Mendoza city was destroyed by an earthquake in 1861. The city was later rebuilt with large walkways and parks, so that if an earthquake occurred again there would be room for the buildings to fall. It is a really beautiful city, but our first impressions were a little different. We had caught an overnight bus from Santiago to Mendoza. The bus was scheduled to depart at midnight and arrive at 8am. We didn’t get to sleep until about 1am,then we had to stop at the border crossing at 3am to cross into Argentina. By 4am we were back on the bus and sleeping again. However, at 6am we arrived at the bus terminal. We were 2 hours early. Having only 4 hours sleep, we were all on edge and not very good company.
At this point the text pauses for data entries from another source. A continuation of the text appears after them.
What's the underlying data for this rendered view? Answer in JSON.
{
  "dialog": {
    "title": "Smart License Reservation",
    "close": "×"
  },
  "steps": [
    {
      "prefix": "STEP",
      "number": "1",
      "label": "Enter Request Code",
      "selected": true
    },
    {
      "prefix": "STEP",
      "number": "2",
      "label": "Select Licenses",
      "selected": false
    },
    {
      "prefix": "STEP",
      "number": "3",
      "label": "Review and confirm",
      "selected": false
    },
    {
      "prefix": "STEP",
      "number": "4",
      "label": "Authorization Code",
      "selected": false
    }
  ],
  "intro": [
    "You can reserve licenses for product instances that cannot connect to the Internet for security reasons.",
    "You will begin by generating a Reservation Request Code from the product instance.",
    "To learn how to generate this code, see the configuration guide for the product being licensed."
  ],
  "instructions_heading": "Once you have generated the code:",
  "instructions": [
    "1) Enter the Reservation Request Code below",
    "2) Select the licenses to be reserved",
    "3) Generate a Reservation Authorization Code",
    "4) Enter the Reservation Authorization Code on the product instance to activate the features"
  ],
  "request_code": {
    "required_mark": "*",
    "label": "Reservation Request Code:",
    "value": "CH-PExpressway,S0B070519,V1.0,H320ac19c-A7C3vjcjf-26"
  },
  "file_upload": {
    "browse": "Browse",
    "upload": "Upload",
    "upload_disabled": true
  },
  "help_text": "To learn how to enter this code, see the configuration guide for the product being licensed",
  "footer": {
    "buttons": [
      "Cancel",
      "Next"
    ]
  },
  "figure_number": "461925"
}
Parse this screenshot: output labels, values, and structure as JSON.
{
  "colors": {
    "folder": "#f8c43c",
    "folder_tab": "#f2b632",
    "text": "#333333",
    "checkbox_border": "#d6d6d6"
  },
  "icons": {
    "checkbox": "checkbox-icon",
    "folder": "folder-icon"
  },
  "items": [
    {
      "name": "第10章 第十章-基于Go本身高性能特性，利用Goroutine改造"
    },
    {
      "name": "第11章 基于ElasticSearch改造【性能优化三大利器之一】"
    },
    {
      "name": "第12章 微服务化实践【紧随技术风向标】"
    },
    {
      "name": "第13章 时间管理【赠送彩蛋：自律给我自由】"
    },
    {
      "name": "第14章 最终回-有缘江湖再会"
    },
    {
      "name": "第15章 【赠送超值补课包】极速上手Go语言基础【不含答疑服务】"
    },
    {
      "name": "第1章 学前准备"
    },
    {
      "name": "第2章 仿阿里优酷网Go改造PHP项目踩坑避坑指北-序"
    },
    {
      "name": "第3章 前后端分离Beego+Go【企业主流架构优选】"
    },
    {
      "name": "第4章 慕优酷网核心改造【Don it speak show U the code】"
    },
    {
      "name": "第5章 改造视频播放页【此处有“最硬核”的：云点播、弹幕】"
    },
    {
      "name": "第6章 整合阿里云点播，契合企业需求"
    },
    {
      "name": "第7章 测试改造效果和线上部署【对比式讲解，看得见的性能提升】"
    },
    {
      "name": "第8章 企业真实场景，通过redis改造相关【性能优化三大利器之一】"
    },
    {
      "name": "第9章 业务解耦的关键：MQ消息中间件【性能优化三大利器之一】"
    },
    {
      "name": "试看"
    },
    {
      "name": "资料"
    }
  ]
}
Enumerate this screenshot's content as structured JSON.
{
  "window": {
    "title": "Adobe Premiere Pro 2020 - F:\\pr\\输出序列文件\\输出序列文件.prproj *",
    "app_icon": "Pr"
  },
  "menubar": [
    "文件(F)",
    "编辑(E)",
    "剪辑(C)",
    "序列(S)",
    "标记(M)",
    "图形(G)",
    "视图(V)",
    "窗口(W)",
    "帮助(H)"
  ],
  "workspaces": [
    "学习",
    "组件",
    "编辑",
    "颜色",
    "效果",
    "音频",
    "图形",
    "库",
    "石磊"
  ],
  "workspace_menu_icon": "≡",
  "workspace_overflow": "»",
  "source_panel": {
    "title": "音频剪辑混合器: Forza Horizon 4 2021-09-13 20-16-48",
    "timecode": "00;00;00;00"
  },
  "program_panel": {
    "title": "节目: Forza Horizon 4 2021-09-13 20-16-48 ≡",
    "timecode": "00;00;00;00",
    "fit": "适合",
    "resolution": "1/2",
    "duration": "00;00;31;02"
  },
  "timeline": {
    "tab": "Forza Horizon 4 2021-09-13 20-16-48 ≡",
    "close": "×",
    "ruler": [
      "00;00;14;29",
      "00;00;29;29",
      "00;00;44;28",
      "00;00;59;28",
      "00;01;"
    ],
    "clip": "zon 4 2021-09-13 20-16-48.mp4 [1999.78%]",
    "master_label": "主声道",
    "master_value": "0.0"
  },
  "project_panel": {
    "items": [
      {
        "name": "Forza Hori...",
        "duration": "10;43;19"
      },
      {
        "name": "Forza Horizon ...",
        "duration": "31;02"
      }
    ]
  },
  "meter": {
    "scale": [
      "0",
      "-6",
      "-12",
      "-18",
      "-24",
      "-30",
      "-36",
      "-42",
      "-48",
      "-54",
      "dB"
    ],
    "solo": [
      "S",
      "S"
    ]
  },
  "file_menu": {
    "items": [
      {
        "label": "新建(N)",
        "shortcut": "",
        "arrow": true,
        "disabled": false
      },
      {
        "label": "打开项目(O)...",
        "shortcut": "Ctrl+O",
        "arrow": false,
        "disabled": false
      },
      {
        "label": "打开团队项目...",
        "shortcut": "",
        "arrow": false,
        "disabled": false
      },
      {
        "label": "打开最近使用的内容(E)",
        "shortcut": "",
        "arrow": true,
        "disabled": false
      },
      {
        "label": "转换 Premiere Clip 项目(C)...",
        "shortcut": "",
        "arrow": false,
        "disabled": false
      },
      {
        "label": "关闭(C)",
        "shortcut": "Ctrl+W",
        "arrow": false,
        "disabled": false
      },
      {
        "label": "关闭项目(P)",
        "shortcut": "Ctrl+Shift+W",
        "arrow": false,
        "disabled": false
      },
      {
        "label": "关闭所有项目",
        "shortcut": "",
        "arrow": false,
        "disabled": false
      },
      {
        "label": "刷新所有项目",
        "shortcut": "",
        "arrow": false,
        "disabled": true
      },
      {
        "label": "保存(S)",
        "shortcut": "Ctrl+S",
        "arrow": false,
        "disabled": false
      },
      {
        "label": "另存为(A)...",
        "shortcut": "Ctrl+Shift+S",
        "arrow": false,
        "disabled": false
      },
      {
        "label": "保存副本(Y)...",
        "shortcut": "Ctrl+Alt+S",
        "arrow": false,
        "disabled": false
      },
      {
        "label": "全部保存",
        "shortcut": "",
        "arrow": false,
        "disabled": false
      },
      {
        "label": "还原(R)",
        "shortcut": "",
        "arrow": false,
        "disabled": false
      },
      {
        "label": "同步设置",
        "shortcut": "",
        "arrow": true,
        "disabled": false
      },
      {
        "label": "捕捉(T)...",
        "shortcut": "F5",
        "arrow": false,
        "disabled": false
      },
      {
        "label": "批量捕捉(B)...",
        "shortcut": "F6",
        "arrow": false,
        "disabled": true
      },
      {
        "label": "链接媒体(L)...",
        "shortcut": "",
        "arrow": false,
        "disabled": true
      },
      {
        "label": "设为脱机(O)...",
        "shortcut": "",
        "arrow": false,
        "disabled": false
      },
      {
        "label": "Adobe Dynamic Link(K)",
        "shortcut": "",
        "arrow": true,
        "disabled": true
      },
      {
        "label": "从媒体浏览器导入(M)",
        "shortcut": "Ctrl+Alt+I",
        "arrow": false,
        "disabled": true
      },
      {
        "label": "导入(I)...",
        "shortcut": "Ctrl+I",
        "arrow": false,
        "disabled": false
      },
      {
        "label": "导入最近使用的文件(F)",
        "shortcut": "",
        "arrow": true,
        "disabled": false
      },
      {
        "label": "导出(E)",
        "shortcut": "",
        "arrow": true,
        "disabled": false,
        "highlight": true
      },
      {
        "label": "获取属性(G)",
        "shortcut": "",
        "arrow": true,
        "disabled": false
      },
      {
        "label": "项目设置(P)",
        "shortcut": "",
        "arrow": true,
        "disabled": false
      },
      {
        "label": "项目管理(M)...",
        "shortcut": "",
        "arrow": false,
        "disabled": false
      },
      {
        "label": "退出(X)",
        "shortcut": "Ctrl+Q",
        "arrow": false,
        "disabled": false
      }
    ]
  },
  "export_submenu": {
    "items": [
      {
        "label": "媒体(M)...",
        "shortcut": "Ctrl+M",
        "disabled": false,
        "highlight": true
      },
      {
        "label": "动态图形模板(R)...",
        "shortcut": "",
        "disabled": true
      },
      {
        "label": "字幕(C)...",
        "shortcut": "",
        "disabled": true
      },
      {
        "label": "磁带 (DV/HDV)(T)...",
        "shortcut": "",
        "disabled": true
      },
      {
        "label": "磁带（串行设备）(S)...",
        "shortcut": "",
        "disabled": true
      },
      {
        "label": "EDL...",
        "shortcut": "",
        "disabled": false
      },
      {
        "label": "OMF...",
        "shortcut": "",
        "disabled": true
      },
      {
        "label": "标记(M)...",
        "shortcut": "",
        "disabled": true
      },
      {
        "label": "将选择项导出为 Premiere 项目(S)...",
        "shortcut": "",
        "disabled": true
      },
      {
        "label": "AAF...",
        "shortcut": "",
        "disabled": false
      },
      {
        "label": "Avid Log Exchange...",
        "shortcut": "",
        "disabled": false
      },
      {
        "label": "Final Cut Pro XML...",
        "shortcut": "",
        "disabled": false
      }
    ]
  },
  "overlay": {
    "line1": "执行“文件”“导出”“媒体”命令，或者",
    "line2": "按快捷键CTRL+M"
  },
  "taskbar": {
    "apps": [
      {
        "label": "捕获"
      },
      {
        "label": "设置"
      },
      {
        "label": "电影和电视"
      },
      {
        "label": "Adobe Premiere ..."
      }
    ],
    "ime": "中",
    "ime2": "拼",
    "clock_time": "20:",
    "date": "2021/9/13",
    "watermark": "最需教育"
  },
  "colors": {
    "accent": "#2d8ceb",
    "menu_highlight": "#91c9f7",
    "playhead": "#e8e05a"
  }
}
We decided to walk to the hostel, as it was only a few blocks away and see if we could drop off our bags there. We followed the directions down Alem street in the dark. The area looked quite rough and we were getting a bit nervous walking along. We were to walk 7 blocks down Alem street, but the road stopped at 5 blocks. After investigation we found there were two Alem streets that left from the bus terminal and we had taken the wrong one… in completely the wrong direction. So now we had to walk back to the bus station and then a further 7 blocks. Needless to say, it was a tense time. We did manage to find the hostel after an hour of walking and the sun had finally risen. The hostel allowed us to store our bags there and we slept on the hostel couches for a few hours.
Whilst in Mendoza we went on a white water rafting trip. It started early, with pick up scheduled for 9am. However, at 8.30am the driver came busting through the doors demanding in Spanish that we hurry up. The hostel receptionist was trying to translate politely what the man was yelling, but it was obviously he wasn’t using the pleasantries that the receptionist was telling us. We drove for an hour and a half to reach the river. It hadn’t rained in a while, so the river was quite low. The rapids were grade 2 and 3. We all got wetsuits and helmets to wear for the trip. Most of the wetsuits had large holes in them and the helmets were all cracked. It looked like whoever wore the wetsuits last came to a violent end. But we obediently put them on and headed for the river.
There were three boats and we went with the English guide. We didn’t realise at the time that this guide was an adrenaline junkie. We had only just pushed off from the bank and he had us going backwards down the river. He didn’t even seem to be watching for the rocks jutting out all down the river. One of the first moves we learnt was to jump in the middle of the boat and hold on. This seemed to be some kind of emergency procedure. However, the guide soon started yelling “get down” each time we went over a very high rock. There was a path down the river that looked quite peaceful, but instead we went down the roughest looking route. As we got down in the boat, this seemed to make us sit at the bottom of the waterfall and got us all very, very wet. We later found out this is called “surfing the standing wave”. Our guide was ensuring that we all got drenched in the five degree celcius water. In one case the guy sitting in front of me toppled out and fell in the water. He looked less than impressed with the tour guides cowboy antics. What made it worse is that he didn’t speak much English, as he was French and there was no French boat. The guide did manage to get him back in the boat and we continued to go sideways, backwards and do twirls as we went down the remaining rapids. I’m sure we were about to try for a back flip, but we came to the end of the trip before we could try one.
Mendoza is primarily famous for being a wine region. We stayed in Maipu, an ajacent city where all the wineries are based. We hired bikes from Mr Hugo’s Bikes (and met the actual Mr Hugo). Ben and I got a tandem bike. At first it was difficult to ride, but the more wineries we visited, the easier it got. We started at an olive and chocolate factory. We went on the “tour” which lasted 5 minutes and involved looking at one olive tree with two olives on it and a machine that wasn’t in use that they use to crush the olives to make olive oil. The tour was obviously riveting and soon enough we were on to the tasting room. We tried olives, olive oil, chutneys, spreads, jams and chocolate. The last tasting was liquour. They had all sorts of crazy flavours like pepper (black and white peppers) and tobacco. We then ventured on to another three wineries to taste their wines and have some snacks. We finished with a beer garden, with home-brewed beer and empanadas (delicious little meat pastries). By this stage we were expert tandem bikers. We got a lot of stares as we weaved down the roads with big grins on our faces.
The next day we had to catch a bus back to Santiago. We left at midday this time and were due to arrive at 7pm. We were looking foward to the trip, as we heard the scenery is very nice and we didn’t see anything on the previous trip as it was nighttime. We boarded the bus and were all ready to go, but for some reason we sat there until 1pm. We finally got going and while driving through the Andes we had great views of the surrounding mountains. Then we stopped at the border. We were behind about seven buses, “shouldn’t take long” we foolishly said to each other. Six hours later, it was dark, the drivers were fast asleep and we were moving nowhere fast. The buses in front slowly moved forward, about one an hour. Finally we were at the front and it only took 15 or so minutes to process us. We eventually made it to Santiago at 2am in the morning.